All of the records below need to be copied exactly.

• TASK MATERIAL:
>>>>
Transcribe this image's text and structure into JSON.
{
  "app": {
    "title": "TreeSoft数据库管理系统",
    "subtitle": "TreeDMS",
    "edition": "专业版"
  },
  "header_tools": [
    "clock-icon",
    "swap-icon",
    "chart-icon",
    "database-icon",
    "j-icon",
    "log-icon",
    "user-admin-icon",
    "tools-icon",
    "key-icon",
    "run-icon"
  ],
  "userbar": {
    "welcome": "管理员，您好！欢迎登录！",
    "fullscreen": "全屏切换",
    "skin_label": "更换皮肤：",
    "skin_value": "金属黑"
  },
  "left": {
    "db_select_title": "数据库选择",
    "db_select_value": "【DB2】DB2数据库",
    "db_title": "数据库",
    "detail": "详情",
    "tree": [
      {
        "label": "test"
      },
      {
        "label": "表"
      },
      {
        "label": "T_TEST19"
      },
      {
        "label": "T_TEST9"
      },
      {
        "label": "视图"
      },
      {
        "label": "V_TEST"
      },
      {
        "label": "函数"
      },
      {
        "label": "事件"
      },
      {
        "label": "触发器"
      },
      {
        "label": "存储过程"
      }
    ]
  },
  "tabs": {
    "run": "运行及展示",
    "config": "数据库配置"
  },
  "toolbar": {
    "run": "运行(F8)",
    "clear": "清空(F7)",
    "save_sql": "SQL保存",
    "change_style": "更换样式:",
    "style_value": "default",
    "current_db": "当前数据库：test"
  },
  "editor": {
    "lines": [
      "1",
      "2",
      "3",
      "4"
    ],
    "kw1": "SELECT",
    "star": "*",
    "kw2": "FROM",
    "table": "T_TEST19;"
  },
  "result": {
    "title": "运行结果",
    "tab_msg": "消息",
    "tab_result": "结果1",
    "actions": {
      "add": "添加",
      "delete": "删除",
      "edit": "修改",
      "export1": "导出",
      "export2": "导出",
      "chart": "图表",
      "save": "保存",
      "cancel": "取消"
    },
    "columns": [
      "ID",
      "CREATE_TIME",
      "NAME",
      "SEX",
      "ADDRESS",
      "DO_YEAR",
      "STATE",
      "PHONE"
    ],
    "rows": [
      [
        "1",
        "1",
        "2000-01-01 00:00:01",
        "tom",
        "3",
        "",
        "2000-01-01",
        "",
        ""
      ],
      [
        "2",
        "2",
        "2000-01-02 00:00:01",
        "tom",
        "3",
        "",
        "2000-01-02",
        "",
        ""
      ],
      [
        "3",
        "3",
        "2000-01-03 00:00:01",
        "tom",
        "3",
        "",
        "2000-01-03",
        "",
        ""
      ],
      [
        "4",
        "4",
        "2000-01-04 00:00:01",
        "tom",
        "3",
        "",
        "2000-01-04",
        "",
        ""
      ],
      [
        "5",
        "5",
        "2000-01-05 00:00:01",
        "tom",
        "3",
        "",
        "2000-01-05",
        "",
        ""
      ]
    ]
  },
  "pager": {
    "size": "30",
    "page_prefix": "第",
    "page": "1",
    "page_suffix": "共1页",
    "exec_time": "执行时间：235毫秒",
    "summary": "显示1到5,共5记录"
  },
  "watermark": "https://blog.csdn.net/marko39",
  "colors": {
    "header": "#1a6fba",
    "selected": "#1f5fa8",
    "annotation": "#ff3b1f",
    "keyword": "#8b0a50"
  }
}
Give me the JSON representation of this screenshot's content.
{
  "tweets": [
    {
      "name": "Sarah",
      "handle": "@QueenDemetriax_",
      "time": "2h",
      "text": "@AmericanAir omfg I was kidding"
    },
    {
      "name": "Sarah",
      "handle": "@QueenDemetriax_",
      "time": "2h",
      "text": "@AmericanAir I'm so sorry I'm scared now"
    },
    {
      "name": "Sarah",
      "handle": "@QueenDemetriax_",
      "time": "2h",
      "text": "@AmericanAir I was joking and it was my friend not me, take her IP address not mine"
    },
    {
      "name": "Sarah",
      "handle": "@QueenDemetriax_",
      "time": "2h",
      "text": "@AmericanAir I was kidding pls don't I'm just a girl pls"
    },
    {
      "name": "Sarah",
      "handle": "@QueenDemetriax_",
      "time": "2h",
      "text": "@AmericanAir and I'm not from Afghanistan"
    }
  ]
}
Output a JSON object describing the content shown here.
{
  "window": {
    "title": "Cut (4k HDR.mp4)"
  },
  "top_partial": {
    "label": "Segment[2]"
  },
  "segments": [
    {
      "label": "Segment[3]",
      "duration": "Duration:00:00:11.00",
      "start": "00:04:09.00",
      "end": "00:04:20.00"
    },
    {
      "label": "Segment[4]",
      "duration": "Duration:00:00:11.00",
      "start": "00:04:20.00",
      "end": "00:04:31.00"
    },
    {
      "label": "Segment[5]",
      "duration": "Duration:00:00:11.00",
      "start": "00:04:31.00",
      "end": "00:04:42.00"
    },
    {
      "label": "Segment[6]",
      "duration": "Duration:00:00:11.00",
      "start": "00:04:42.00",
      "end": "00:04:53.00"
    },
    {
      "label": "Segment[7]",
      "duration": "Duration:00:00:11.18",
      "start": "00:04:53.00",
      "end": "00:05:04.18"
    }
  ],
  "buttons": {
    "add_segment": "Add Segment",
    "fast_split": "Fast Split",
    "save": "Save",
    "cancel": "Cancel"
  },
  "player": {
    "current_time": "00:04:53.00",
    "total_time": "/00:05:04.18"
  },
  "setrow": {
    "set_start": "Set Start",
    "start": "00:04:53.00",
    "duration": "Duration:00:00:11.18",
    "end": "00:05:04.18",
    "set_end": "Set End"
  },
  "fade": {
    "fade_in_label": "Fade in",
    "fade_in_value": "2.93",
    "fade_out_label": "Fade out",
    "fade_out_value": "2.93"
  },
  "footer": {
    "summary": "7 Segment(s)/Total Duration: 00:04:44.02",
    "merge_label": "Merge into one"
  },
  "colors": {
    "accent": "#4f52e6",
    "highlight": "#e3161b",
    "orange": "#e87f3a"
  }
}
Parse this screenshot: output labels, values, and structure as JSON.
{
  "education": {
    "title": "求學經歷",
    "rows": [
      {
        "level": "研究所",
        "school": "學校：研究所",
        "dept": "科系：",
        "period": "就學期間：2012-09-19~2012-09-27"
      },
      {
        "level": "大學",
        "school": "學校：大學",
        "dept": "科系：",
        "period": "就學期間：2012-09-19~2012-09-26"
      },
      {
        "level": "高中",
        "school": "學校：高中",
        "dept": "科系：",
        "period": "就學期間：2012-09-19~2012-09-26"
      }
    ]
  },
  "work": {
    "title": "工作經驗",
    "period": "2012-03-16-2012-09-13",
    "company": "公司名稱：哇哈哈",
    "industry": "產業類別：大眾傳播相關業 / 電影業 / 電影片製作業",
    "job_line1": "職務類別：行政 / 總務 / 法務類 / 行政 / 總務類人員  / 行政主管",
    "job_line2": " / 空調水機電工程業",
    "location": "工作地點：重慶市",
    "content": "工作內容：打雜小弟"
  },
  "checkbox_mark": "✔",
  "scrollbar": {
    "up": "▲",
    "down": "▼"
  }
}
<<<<
• WORKED SOLUTION:
Transcribe this image's text and structure into JSON.
{
  "app": {
    "title": "TreeSoft数据库管理系统",
    "subtitle": "TreeDMS",
    "edition": "专业版"
  },
  "header_tools": [
    "clock-icon",
    "swap-icon",
    "chart-icon",
    "database-icon",
    "j-icon",
    "log-icon",
    "user-admin-icon",
    "tools-icon",
    "key-icon",
    "run-icon"
  ],
  "userbar": {
    "welcome": "管理员，您好！欢迎登录！",
    "fullscreen": "全屏切换",
    "skin_label": "更换皮肤：",
    "skin_value": "金属黑"
  },
  "left": {
    "db_select_title": "数据库选择",
    "db_select_value": "【DB2】DB2数据库",
    "db_title": "数据库",
    "detail": "详情",
    "tree": [
      {
        "label": "test"
      },
      {
        "label": "表"
      },
      {
        "label": "T_TEST19"
      },
      {
        "label": "T_TEST9"
      },
      {
        "label": "视图"
      },
      {
        "label": "V_TEST"
      },
      {
        "label": "函数"
      },
      {
        "label": "事件"
      },
      {
        "label": "触发器"
      },
      {
        "label": "存储过程"
      }
    ]
  },
  "tabs": {
    "run": "运行及展示",
    "config": "数据库配置"
  },
  "toolbar": {
    "run": "运行(F8)",
    "clear": "清空(F7)",
    "save_sql": "SQL保存",
    "change_style": "更换样式:",
    "style_value": "default",
    "current_db": "当前数据库：test"
  },
  "editor": {
    "lines": [
      "1",
      "2",
      "3",
      "4"
    ],
    "kw1": "SELECT",
    "star": "*",
    "kw2": "FROM",
    "table": "T_TEST19;"
  },
  "result": {
    "title": "运行结果",
    "tab_msg": "消息",
    "tab_result": "结果1",
    "actions": {
      "add": "添加",
      "delete": "删除",
      "edit": "修改",
      "export1": "导出",
      "export2": "导出",
      "chart": "图表",
      "save": "保存",
      "cancel": "取消"
    },
    "columns": [
      "ID",
      "CREATE_TIME",
      "NAME",
      "SEX",
      "ADDRESS",
      "DO_YEAR",
      "STATE",
      "PHONE"
    ],
    "rows": [
      [
        "1",
        "1",
        "2000-01-01 00:00:01",
        "tom",
        "3",
        "",
        "2000-01-01",
        "",
        ""
      ],
      [
        "2",
        "2",
        "2000-01-02 00:00:01",
        "tom",
        "3",
        "",
        "2000-01-02",
        "",
        ""
      ],
      [
        "3",
        "3",
        "2000-01-03 00:00:01",
        "tom",
        "3",
        "",
        "2000-01-03",
        "",
        ""
      ],
      [
        "4",
        "4",
        "2000-01-04 00:00:01",
        "tom",
        "3",
        "",
        "2000-01-04",
        "",
        ""
      ],
      [
        "5",
        "5",
        "2000-01-05 00:00:01",
        "tom",
        "3",
        "",
        "2000-01-05",
        "",
        ""
      ]
    ]
  },
  "pager": {
    "size": "30",
    "page_prefix": "第",
    "page": "1",
    "page_suffix": "共1页",
    "exec_time": "执行时间：235毫秒",
    "summary": "显示1到5,共5记录"
  },
  "watermark": "https://blog.csdn.net/marko39",
  "colors": {
    "header": "#1a6fba",
    "selected": "#1f5fa8",
    "annotation": "#ff3b1f",
    "keyword": "#8b0a50"
  }
}
Give me the JSON representation of this screenshot's content.
{
  "tweets": [
    {
      "name": "Sarah",
      "handle": "@QueenDemetriax_",
      "time": "2h",
      "text": "@AmericanAir omfg I was kidding"
    },
    {
      "name": "Sarah",
      "handle": "@QueenDemetriax_",
      "time": "2h",
      "text": "@AmericanAir I'm so sorry I'm scared now"
    },
    {
      "name": "Sarah",
      "handle": "@QueenDemetriax_",
      "time": "2h",
      "text": "@AmericanAir I was joking and it was my friend not me, take her IP address not mine"
    },
    {
      "name": "Sarah",
      "handle": "@QueenDemetriax_",
      "time": "2h",
      "text": "@AmericanAir I was kidding pls don't I'm just a girl pls"
    },
    {
      "name": "Sarah",
      "handle": "@QueenDemetriax_",
      "time": "2h",
      "text": "@AmericanAir and I'm not from Afghanistan"
    }
  ]
}
Output a JSON object describing the content shown here.
{
  "window": {
    "title": "Cut (4k HDR.mp4)"
  },
  "top_partial": {
    "label": "Segment[2]"
  },
  "segments": [
    {
      "label": "Segment[3]",
      "duration": "Duration:00:00:11.00",
      "start": "00:04:09.00",
      "end": "00:04:20.00"
    },
    {
      "label": "Segment[4]",
      "duration": "Duration:00:00:11.00",
      "start": "00:04:20.00",
      "end": "00:04:31.00"
    },
    {
      "label": "Segment[5]",
      "duration": "Duration:00:00:11.00",
      "start": "00:04:31.00",
      "end": "00:04:42.00"
    },
    {
      "label": "Segment[6]",
      "duration": "Duration:00:00:11.00",
      "start": "00:04:42.00",
      "end": "00:04:53.00"
    },
    {
      "label": "Segment[7]",
      "duration": "Duration:00:00:11.18",
      "start": "00:04:53.00",
      "end": "00:05:04.18"
    }
  ],
  "buttons": {
    "add_segment": "Add Segment",
    "fast_split": "Fast Split",
    "save": "Save",
    "cancel": "Cancel"
  },
  "player": {
    "current_time": "00:04:53.00",
    "total_time": "/00:05:04.18"
  },
  "setrow": {
    "set_start": "Set Start",
    "start": "00:04:53.00",
    "duration": "Duration:00:00:11.18",
    "end": "00:05:04.18",
    "set_end": "Set End"
  },
  "fade": {
    "fade_in_label": "Fade in",
    "fade_in_value": "2.93",
    "fade_out_label": "Fade out",
    "fade_out_value": "2.93"
  },
  "footer": {
    "summary": "7 Segment(s)/Total Duration: 00:04:44.02",
    "merge_label": "Merge into one"
  },
  "colors": {
    "accent": "#4f52e6",
    "highlight": "#e3161b",
    "orange": "#e87f3a"
  }
}
Parse this screenshot: output labels, values, and structure as JSON.
{
  "education": {
    "title": "求學經歷",
    "rows": [
      {
        "level": "研究所",
        "school": "學校：研究所",
        "dept": "科系：",
        "period": "就學期間：2012-09-19~2012-09-27"
      },
      {
        "level": "大學",
        "school": "學校：大學",
        "dept": "科系：",
        "period": "就學期間：2012-09-19~2012-09-26"
      },
      {
        "level": "高中",
        "school": "學校：高中",
        "dept": "科系：",
        "period": "就學期間：2012-09-19~2012-09-26"
      }
    ]
  },
  "work": {
    "title": "工作經驗",
    "period": "2012-03-16-2012-09-13",
    "company": "公司名稱：哇哈哈",
    "industry": "產業類別：大眾傳播相關業 / 電影業 / 電影片製作業",
    "job_line1": "職務類別：行政 / 總務 / 法務類 / 行政 / 總務類人員  / 行政主管",
    "job_line2": " / 空調水機電工程業",
    "location": "工作地點：重慶市",
    "content": "工作內容：打雜小弟"
  },
  "checkbox_mark": "✔",
  "scrollbar": {
    "up": "▲",
    "down": "▼"
  }
}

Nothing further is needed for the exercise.